His family moved to Pepperell, Mass., when he was young and he attended public schools there. As an enterprising youth, he apprenticed himself to two elderly brothers who were World War I veterans and harness racing trainers. There he learned horses from the ground up, including how to shoe, and soon had a thriving farrier business. Then, upon graduating from high school, he joined the Navy.
Mr. Donaghy’s stint in the Navy took him to Southeast Asia, where he served on an experimental team of five men performing special operations. After several missions, and with a price on his head, he was captured and tortured. However, he managed to kill his guard and escape back to friendly lines. Those early teams were the precursors of the Navy SEALs.
After completing his service, he returned to the U.S. and, not knowing what else to do, he picked up his farrier’s tools and started shoeing horses and mules around the country.
Eventually, he attended Hays University in Fort Hays, Kan., and later, Lowell Institute of Technology in Lowell, Mass., after which he joined the Radio Corporation of America (RCA) in Burlington, Mass., working on early space technology.
However, horses were never far from his horizon and he was given a hard-luck racehorse with hoof problems that no one could solve. Mr. Donaghy thought he could help the horse, and he did. The horse won so much money, he bought a farm. Moving his family to a 1,000-acre spread in White County, Ark., where he built his own training track, Mr. Donaghy kept more than 100 horses and raced successfully for several years. His career in breeding, training and racing Thoroughbreds took him to tracks such as Rockingham, Suffolk Downs, Monmouth, Laurel, Turfway and Louisiana Downs. However, the work and his military service had taken its toll on his health, and he was finally forced to give it up. But, he did not forget about all he had learned through the study of animal nutrition which had given his horses an edge in racing.

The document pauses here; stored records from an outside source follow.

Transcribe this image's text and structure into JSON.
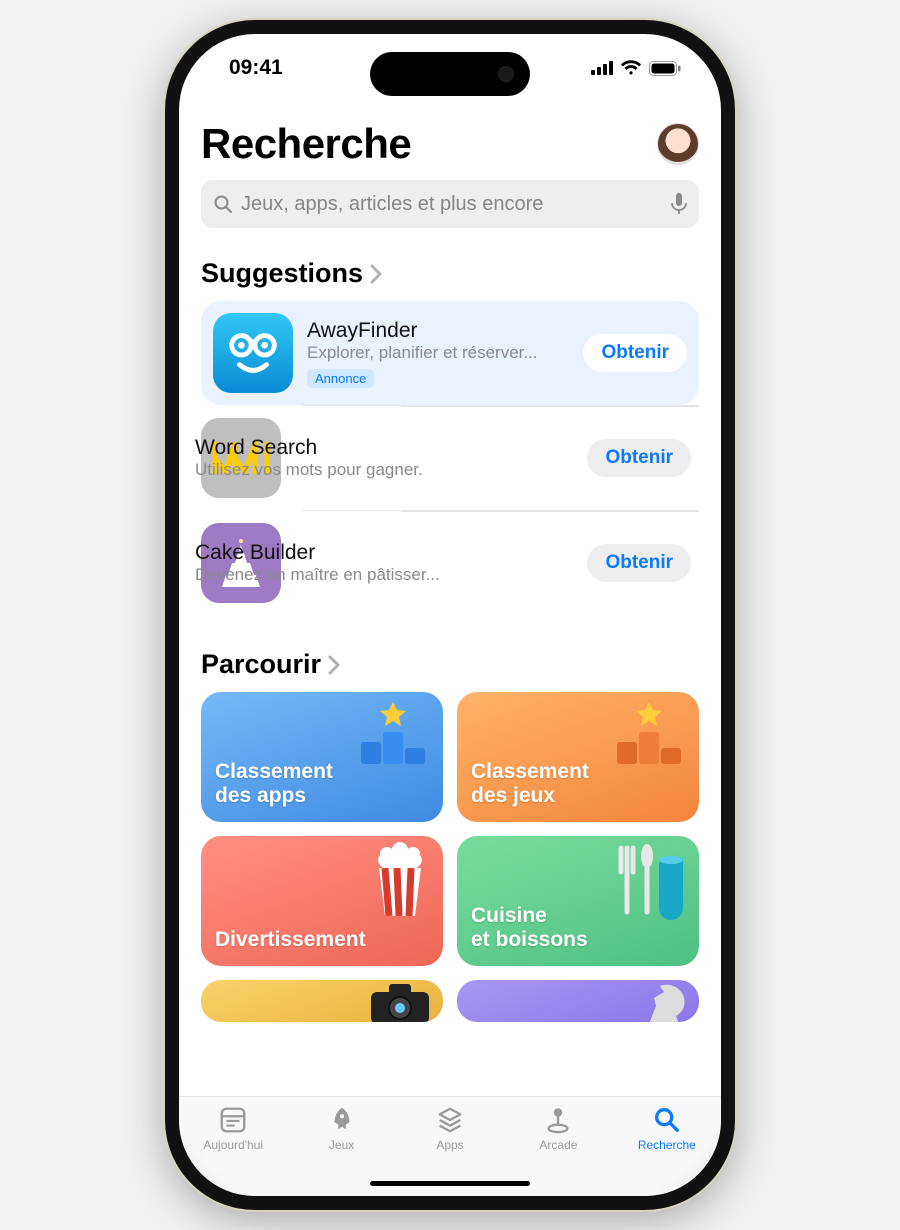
{
  "status": {
    "time": "09:41"
  },
  "header": {
    "title": "Recherche"
  },
  "search": {
    "placeholder": "Jeux, apps, articles et plus encore"
  },
  "sections": {
    "suggestions_title": "Suggestions",
    "browse_title": "Parcourir"
  },
  "suggestions": [
    {
      "name": "AwayFinder",
      "subtitle": "Explorer, planifier et réserver...",
      "badge": "Annonce",
      "action": "Obtenir",
      "promoted": true
    },
    {
      "name": "Word Search",
      "subtitle": "Utilisez vos mots pour gagner.",
      "action": "Obtenir"
    },
    {
      "name": "Cake Builder",
      "subtitle": "Devenez un maître en pâtisser...",
      "action": "Obtenir"
    }
  ],
  "browse": [
    {
      "label": "Classement des apps",
      "color": "c-blue"
    },
    {
      "label": "Classement des jeux",
      "color": "c-orange"
    },
    {
      "label": "Divertissement",
      "color": "c-red"
    },
    {
      "label": "Cuisine et boissons",
      "color": "c-green"
    }
  ],
  "tabs": [
    {
      "label": "Aujourd'hui",
      "icon": "today"
    },
    {
      "label": "Jeux",
      "icon": "games"
    },
    {
      "label": "Apps",
      "icon": "apps"
    },
    {
      "label": "Arcade",
      "icon": "arcade"
    },
    {
      "label": "Recherche",
      "icon": "search",
      "active": true
    }
  ]
}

A chance meeting with one of the world’s most brilliant animal nutritionists, Marion Jones in Wendell, N.C., set Mr. Donaghy on his new path. Collaborating with Dr. Jones and Dr. Ed Harris, he helped develop the first nutrition balancer for horses — a science applied to hogs and cattle for 75 years. Still the premier nutrition balancer in this country, the work of these gentlemen will live on at the companies founded by Mr. Donaghy: Virginia Equine Research and Horse Sense Balanced Optimal Nutrition in Marshall.
Survivors include his wife, Andrea Morgan Donaghy; a son, Ross Donaghy of East Wareham, Mass., and three brothers, Harvey Donaghy, Paul Hawkins and Harry Hawkins of Massachusetts.
Memorial contributions may be made to Little Fork Volunteer Fire and Rescue
Thoroughbred Retirement Foundation
or Old Friends Foundation